This addendum to my previous post, Train Your Partner, is intended to clarify another important concept in relationship management. So many of us struggle with how to “parent” or “train” our partner when we feel rejected, dismissed, ignored, or flat out resisted by him or her. We often get angry and attack or withdraw and give up. While both reactions are reasonable they will likely be received as threatening (yes, I know…you were threatened first). Also threatening are complaints, especially in the form of questions:
“Why do you always do this to me?”
“Why can’t you just do what I want for once?”
“What is wrong with you?”
“Why do you always take his/her side?”
…and so on. The problem with questions, particularly of these kind, is they require resources in your partner’s brain and it is likely that your partner’s brain is either mostly offline (the *autoregulatory state of the island/avoidant) or under-resourced (the *external regulatory state of the wave/angry resistant) and if that weren’t enough, he or she is wired to resist and dismiss and anticipates your intrusion. It can mobilize certain folks and contain others.

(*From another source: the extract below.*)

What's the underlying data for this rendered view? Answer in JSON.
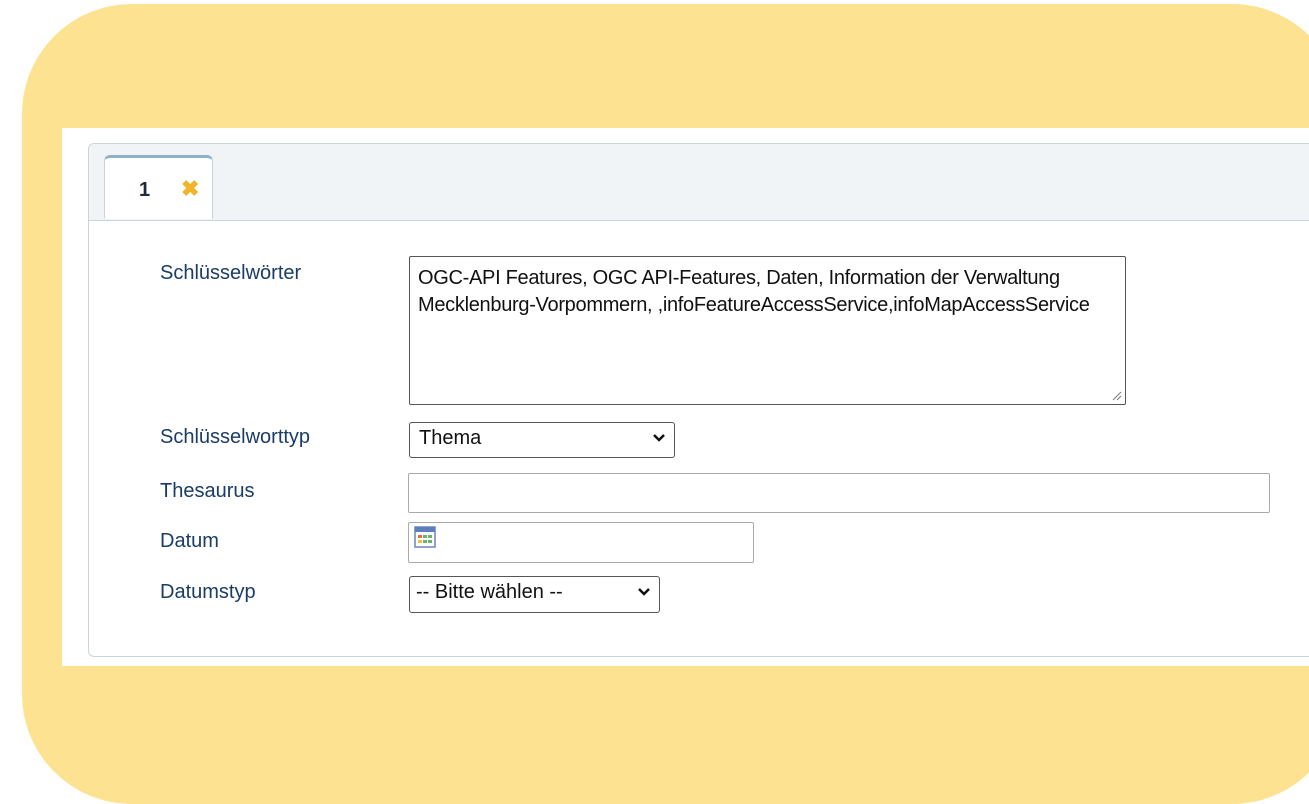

Hence, the only sensible workaround are commands such as “sit, down, stay.” *Anchors, islands, and waves respond very well to commands so long as the command is short, easy to process, and made with a friendly but firm tone. We want friendly to quickly disarm primitive alarm systems that are sweeping you for threat. We want firm to enable the fast brain (the primitives) to respond without consulting the “higher-ups.” In other words, proper use of commands should avoid threat while acting quickly to bypass defenses that arise out of increasing arousal. Commands work well when used skillfully because we hear them and we act before thinking and with less arousal expenditure. It should be fast, confident, and friendly.
“Look at me.”
“Repeat what I said.” (for the attention-challenged)
WARNING: It is very important that you DO NOT yell commands from outside the same room as your partner. The auditory cortex is very close to the amygdala and can cause a startle response from your shrill or booming voice. Add your partner’s first name to your call to attention and… well start running.
I’ve written about the importance of attraction in love relationships and the danger of using fear, guilt, or threat as a relationship management tool (I will probably write more about this in my next post). The proper use of commands can be attractive. However, don’t expect your partner to smile and be pleased by your commands. The purpose is not to please your partner but to get your partner to do what you want/need without becoming threatening.
© 2013 – A Psychobiological Approach to Couple Therapy® – all rights reserved